Dataset rows describing interfaces:
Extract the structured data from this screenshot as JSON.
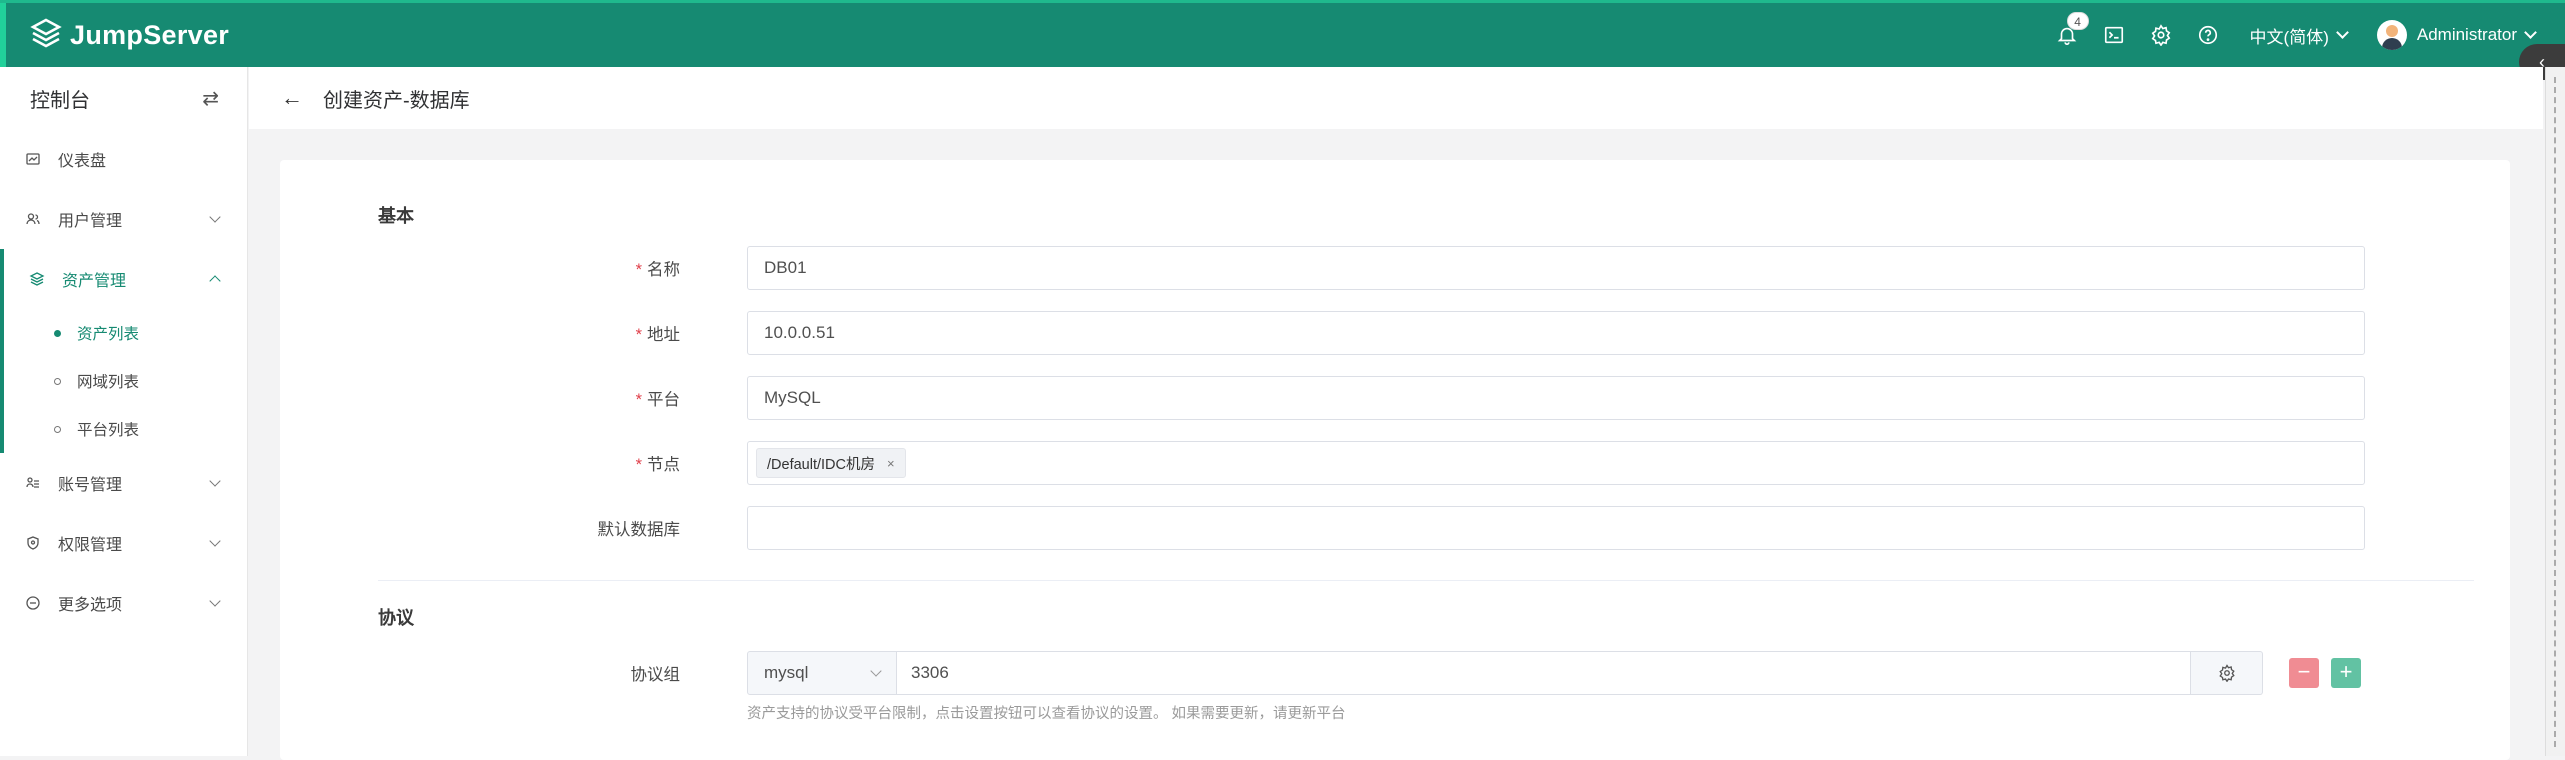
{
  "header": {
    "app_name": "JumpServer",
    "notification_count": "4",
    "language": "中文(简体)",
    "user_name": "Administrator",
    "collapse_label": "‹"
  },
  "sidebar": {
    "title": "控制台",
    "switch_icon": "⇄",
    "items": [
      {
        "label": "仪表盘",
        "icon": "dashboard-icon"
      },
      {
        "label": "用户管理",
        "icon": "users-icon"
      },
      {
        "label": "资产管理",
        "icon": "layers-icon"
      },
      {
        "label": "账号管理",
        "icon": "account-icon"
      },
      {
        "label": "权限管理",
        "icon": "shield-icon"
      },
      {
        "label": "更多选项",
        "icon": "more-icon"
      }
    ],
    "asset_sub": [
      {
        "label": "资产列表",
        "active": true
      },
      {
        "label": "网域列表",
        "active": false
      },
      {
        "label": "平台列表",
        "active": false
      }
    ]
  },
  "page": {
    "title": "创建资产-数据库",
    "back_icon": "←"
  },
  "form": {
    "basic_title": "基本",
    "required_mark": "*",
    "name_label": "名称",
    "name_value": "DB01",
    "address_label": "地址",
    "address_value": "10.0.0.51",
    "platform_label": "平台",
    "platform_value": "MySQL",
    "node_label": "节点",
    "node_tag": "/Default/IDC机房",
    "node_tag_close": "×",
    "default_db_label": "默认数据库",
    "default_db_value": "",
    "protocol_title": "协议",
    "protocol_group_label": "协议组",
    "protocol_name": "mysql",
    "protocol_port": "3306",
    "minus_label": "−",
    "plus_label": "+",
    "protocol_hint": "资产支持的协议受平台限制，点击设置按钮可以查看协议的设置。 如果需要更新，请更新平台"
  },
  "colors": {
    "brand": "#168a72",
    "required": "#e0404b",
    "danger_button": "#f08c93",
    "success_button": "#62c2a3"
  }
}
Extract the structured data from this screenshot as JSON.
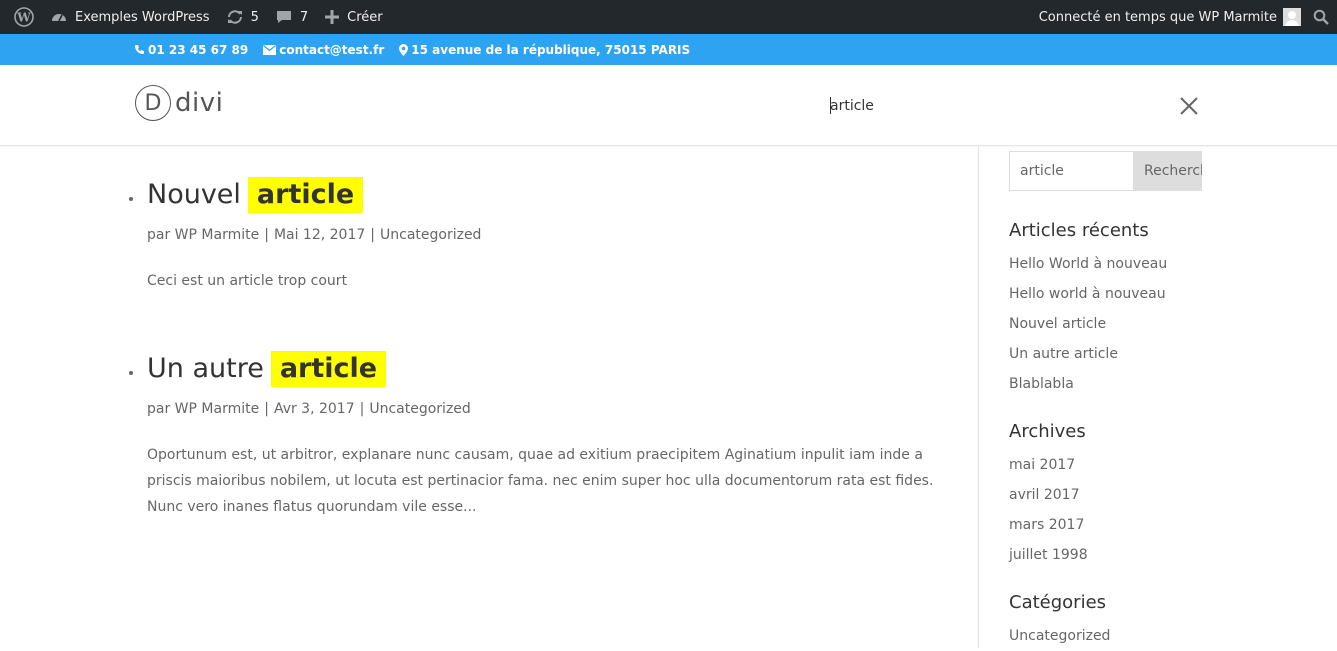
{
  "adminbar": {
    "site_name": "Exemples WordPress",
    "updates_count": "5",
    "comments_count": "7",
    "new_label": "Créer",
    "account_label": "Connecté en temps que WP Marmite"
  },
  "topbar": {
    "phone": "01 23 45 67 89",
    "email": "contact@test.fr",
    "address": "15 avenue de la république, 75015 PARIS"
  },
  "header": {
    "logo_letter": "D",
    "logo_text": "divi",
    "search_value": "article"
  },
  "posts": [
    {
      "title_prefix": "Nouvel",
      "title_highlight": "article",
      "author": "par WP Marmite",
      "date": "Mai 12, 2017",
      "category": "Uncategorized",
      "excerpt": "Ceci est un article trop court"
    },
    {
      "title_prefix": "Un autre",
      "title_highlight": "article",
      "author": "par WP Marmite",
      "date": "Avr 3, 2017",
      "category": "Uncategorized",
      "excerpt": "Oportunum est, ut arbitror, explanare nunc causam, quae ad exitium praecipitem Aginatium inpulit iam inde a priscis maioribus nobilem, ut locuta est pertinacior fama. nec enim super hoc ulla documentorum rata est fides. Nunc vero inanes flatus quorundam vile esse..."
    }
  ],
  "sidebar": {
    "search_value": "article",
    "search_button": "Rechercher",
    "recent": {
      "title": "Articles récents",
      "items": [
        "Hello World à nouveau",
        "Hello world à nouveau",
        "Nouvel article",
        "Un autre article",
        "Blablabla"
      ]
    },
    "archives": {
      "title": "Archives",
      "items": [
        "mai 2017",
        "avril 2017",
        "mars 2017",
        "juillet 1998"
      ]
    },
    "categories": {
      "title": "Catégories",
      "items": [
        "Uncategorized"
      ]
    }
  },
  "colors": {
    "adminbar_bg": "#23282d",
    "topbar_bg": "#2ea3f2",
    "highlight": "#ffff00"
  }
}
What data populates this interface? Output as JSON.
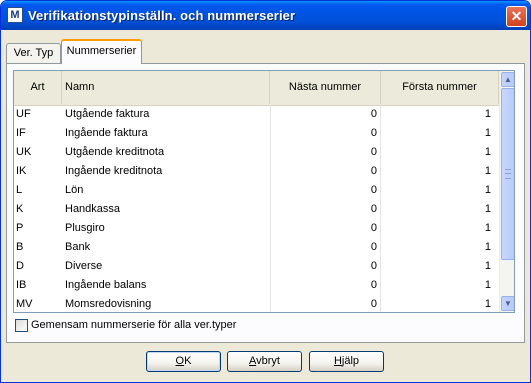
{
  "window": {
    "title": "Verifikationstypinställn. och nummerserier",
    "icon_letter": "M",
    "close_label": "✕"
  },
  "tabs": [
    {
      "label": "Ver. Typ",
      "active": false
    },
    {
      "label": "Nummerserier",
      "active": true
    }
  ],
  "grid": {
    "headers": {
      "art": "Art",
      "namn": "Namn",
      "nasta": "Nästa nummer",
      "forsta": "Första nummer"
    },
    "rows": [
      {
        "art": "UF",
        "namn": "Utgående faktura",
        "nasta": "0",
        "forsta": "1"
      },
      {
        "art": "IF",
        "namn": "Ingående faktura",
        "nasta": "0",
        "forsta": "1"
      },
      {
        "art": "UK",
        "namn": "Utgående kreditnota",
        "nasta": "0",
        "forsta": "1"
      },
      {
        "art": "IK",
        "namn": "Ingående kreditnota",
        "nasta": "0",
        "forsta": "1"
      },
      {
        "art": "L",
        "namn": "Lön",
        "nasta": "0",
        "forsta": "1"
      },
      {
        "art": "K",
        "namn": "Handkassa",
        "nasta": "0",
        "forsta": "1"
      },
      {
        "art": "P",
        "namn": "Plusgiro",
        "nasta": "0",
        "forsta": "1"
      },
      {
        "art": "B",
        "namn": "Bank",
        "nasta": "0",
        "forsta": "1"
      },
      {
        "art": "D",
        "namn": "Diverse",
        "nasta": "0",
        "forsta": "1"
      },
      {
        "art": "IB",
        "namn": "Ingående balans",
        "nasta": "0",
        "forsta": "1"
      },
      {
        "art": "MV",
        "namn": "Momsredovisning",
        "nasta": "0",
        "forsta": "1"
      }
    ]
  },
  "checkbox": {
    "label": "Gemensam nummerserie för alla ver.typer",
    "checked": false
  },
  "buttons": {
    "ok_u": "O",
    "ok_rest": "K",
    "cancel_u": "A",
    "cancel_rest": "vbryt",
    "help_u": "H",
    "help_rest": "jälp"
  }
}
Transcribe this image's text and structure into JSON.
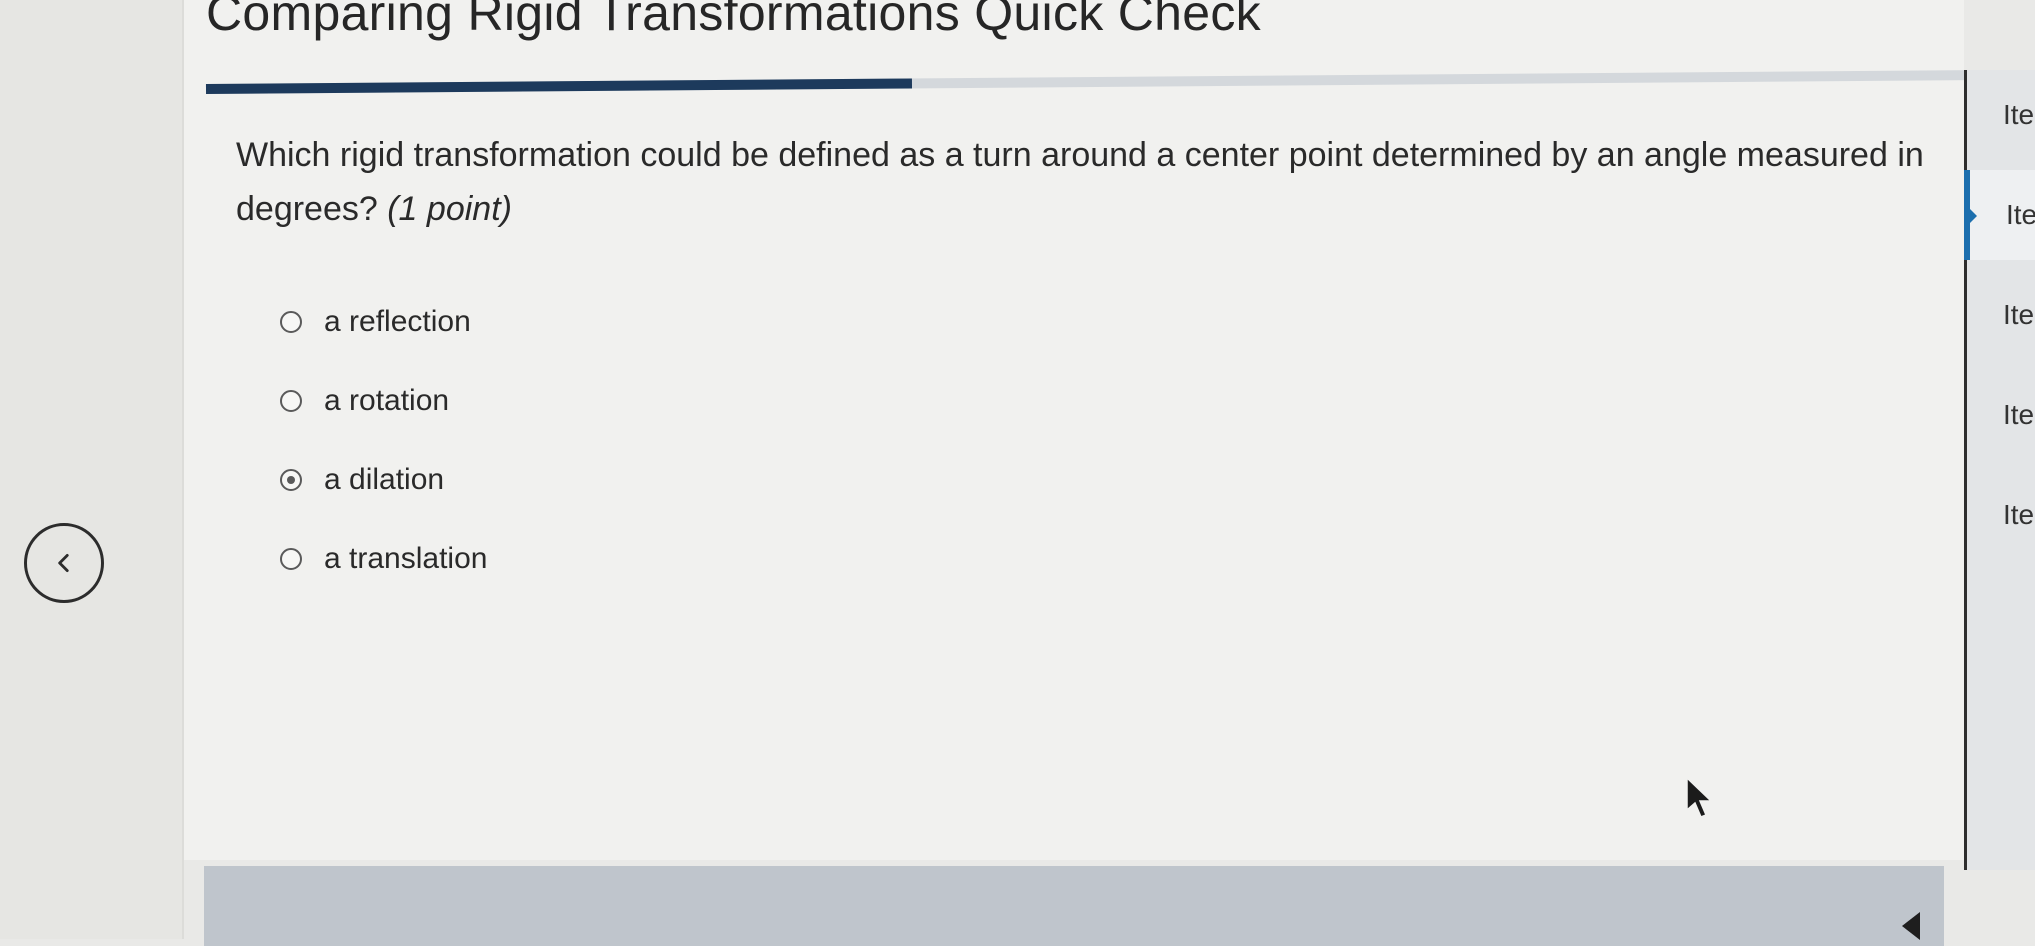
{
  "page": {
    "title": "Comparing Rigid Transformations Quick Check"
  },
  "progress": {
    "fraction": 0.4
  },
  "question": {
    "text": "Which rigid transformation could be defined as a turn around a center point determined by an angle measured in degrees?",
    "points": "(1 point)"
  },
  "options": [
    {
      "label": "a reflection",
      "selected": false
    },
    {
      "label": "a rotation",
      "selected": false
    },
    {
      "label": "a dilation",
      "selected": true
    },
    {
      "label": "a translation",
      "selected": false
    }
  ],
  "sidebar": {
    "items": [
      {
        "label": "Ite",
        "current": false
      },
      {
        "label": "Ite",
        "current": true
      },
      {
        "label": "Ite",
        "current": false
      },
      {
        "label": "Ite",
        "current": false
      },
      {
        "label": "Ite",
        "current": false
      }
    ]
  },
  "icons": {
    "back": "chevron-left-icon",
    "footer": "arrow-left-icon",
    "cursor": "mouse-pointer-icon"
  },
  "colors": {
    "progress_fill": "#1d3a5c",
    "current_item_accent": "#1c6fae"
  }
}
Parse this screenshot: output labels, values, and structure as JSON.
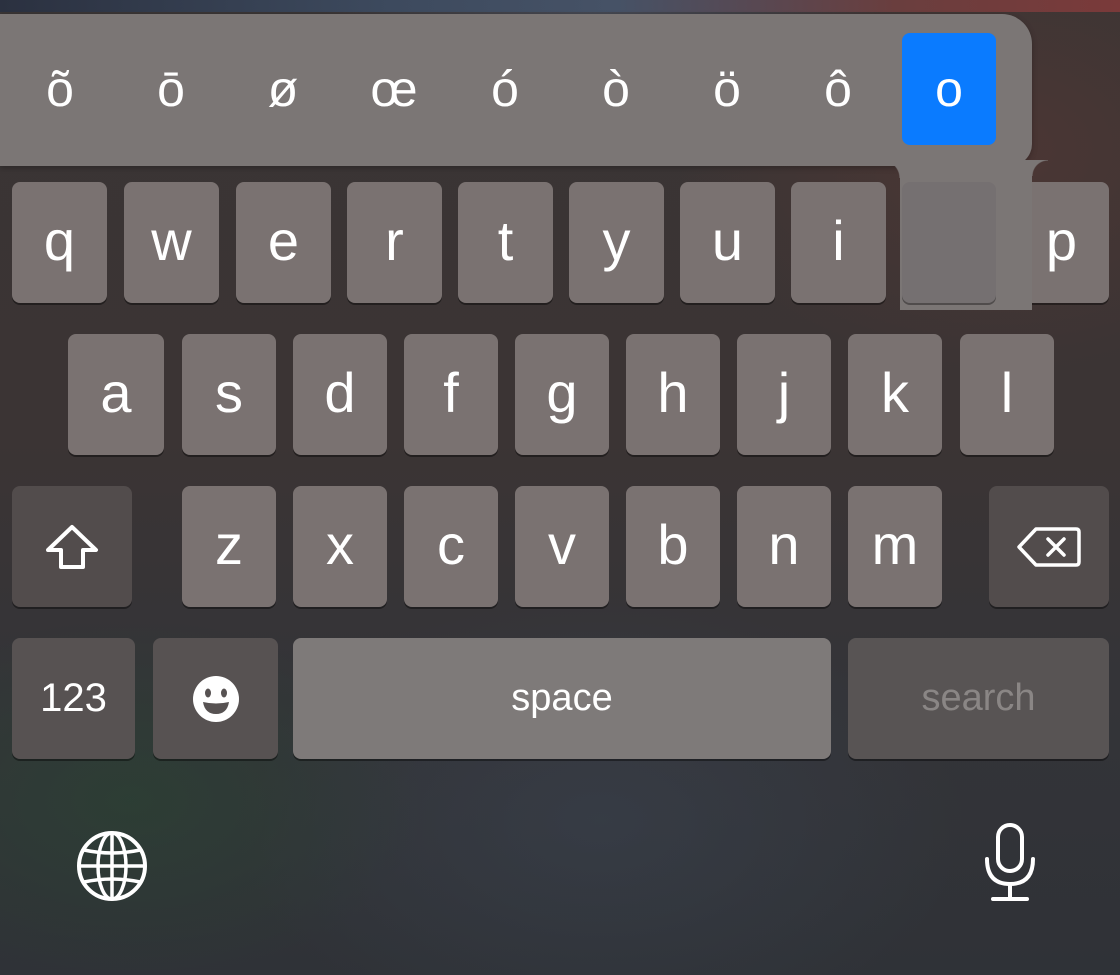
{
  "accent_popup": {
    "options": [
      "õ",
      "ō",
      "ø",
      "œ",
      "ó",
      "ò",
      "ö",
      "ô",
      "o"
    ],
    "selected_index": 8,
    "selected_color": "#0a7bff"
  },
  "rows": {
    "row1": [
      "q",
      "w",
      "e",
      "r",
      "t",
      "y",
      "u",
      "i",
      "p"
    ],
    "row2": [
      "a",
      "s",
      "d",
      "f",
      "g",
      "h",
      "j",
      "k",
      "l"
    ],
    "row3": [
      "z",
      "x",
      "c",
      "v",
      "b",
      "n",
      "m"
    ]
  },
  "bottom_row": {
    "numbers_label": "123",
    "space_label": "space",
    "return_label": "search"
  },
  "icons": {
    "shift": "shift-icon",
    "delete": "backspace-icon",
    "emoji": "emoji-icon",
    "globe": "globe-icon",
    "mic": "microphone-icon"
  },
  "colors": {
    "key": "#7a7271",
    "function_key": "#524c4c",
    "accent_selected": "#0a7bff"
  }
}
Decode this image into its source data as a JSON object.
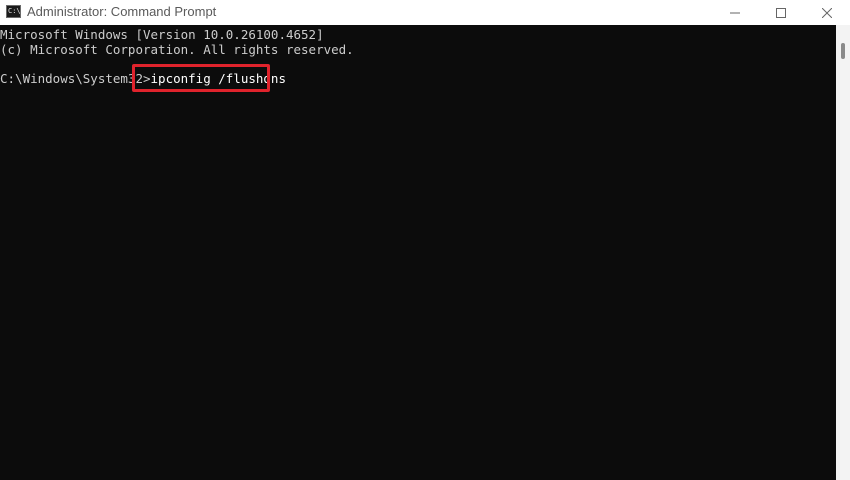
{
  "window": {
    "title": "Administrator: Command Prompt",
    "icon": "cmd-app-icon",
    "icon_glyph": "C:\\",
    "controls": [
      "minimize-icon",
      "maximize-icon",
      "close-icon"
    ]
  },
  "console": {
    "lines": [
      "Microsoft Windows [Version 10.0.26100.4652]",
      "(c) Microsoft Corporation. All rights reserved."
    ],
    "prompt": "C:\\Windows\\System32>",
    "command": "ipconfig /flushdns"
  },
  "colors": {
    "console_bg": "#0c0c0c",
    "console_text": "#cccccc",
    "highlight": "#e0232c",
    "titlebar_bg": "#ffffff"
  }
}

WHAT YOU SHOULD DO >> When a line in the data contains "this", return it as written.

EXPECTED ANSWER >>
Extract the structured data from this screenshot as JSON.
Extract the structured data from this screenshot as JSON.
What data populates this interface? Output as JSON.
Transcribe this image's text and structure into JSON.
Parse this screenshot: output labels, values, and structure as JSON.
Decode this image into its source data as a JSON object.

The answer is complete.